Thursday, March 6, 2014

Lenten Project: Day Two

You've probably seen the news about a pregnant mother, Ebony Wilkerson, who drove her van full of kids into the ocean.  My Facebook feed is filled with posts and reposts, some offering compassion, most offering judgement.  If you go to the news articles online, the comments sections are horrifyingly filled with calls for the woman to be "locked up, and throw away the key," or for her kids to be taken away from her, or for her sterilisation, since "people like her shouldn't get to be parents."

All I can feel for her is sadness. It seems obvious that she was under the influence of a serious illness when she did this. I feel this sadness profoundly, because I am an Ebony.

Next, 2010

In the Spring of 2010, I attended Sovereign Grace's NEXT Conference in Baltimore.  With my sister Joanna, I rode the packed-full chartered bus from Greenville, SC, to the conference center.  Almost immediately upon setting out in the very early morning, I started miscarrying a baby.  It was my third miscarriage.

At that point, I was in the early stages of severe postpartum depression, brought on by my son self-weaning a couple months before.  I had sunk deep enough into my depression that my libido was completely gone.  For several months, I'd been saying no.  Thus, when I began miscarrying, I was shocked.  Somewhere along the way, consent lines had been crossed, and I couldn't even remember it!  I knew that my marriage was not a safe place, but I hadn't understood how unsafe till then.

The shock and sudden grief of discovering an unexpected pregnancy, only to simultaneously realise that the precious little life I'd unknowingly carried was already gone pushed me over the edge.  I was pretty depressed, but that event caused me to totally lose my will to live.  The next day, after settling in the hotel and attending a couple conference sessions, I wasn't at all better.  The bleeding had stopped, but it seemed my heart was hemorrhaging.

That afternoon, I attempted to step out into heavy rushing traffic in downtown Baltimore, right by the Inner Harbor.  My sister Joanna stopped me.  She didn't know exactly what my intentions were, but she could tell that something wasn't right, even though I wouldn't talk to her about it.  She stuck to my side, as only an annoying little sister can do, making sure I didn't try to hurt myself anymore.
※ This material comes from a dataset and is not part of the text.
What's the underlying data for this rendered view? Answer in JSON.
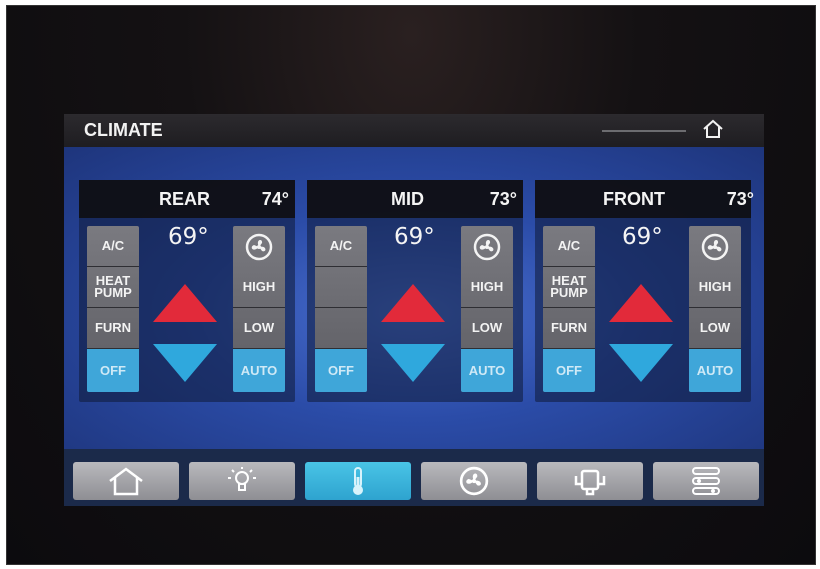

In the evening, before the conference session (if I remember correctly, it was on Scripture, by Kevin DeYoung), one of the young men who came with our church group approached me and told me he felt led to pray over me.  Perhaps he'd noticed how I stared blankly at the ships in the harbor while at dinner.  I'd been wishing I could swim underneath those ships and intentionally fill my lungs with harbor water.  Maybe he just felt a leading from the Lord.  I don't know.  What I do know is that when he prayed, a peace came over me.  I knew that I would make it back home to Greenville alive.

I didn't know that I'd continue this struggle with postpartum depression for quite some time, or that I'd have to take medicine to feel half-way normal again.  I couldn't have imagined that my marriage would simply disintegrate and end up having heavy consequences that I'd have to live with forever.  I didn't realise that I'd keep my lost baby a secret till today, when Ebony's story would prompt me to tell mine.

What I did know was that I had hope for the next day.  That's it.  Just a day's worth of hope.  And I kept getting days' worths at a time, until, in October of 2010, I got that theme tattooed on my arm.

Ironically, I was required to cut off my NEXT 2010 wristband in order to give the tattoo artist access to my whole arm.  I felt as though I were cutting away the darkness of that past and fixing my eyes on the future, with my daily allotment of hope.

The rest of the story is crazy and imperfect and quite a winding tale (other parts of which I may yet blog about during this Lenten project), but suffice it to say, my ex-husband and I have reconciled, as much as a divorced pair of people can be, and have both affirmed our forgiveness for each other many times, for many different failings on both our parts.  I talked to him before even posting this, because I respect him enough to not want to be heartless and unkind to him anymore.  My past is my story.  I can only tell what I experienced.

However, the point is that I now look at my past through the lens of hope.  That hope gave me time to heal, time to grow, time and distance to learn to forgive.

PPD sucks.  I know how Ebony feels.  Abuse is horrible (and there's some indication from news sources that she may have been experiencing that as well).  Loss is terrible.  But there can still be forgiveness and healing.  There is still hope in redemption.  Hope for tomorrow.

If you or someone you know is acting strangely soon after having a baby or weaning, please know that there is hope.  You can't feel it, but it's there, waiting for you.  Please let someone know that you need help.  Talk to your doctor, a neighbour, a friend from church or your community, or contact someone at Postpartum Support International.  You are not alone.